The Associated Press reports, “Survival International says Botswana’s Bushmen are drinking water from a borehole in the Kalahari desert for the first time in nine years.”
In 2002, “the government capped the well at Mothomelo to help force the tribe out of an area rich in diamonds.”
“In 2006, a court ruled the eviction illegal.”
But in 2010, the High Court denied their right to access a well in the reserve. That ruling came a week before the United Nations formally recognized water as a human right.
In January 2011, “(the Court of Appeal) ruled that the Bushmen have a fundamental right to water.”
At the time of that ruling, Council of Canadians chairperson Maude Barlow said, “This is a major win, it’s the first test case of our right to water resolution at the United Nations.”
In fact, the ruling quoted a report by the UN Committee on Economic, Social and Cultural Rights, and the UN’s recognition of water as a fundamental human right: “water is a limited natural resource and a public good fundamental for life and health. The human right to water is indispensable for leading a life in human dignity. It is a prerequisite for the realisation of other human rights…”
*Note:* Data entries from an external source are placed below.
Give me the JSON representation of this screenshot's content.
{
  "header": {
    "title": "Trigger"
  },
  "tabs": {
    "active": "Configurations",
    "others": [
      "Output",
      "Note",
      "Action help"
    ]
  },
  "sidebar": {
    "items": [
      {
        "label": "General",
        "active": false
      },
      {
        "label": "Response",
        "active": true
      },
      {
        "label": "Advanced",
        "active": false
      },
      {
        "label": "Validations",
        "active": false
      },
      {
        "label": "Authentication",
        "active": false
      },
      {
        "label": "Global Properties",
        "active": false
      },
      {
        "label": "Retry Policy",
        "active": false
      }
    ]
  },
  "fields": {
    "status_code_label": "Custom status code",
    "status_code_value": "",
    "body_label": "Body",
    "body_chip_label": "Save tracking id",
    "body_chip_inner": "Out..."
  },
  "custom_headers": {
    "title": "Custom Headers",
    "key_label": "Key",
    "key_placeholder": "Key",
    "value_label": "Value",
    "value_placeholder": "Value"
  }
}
More background on the Kalahari Bushmen’s struggle to have their right to water recognized can be read at http://canadians.org/blog/?p=5277.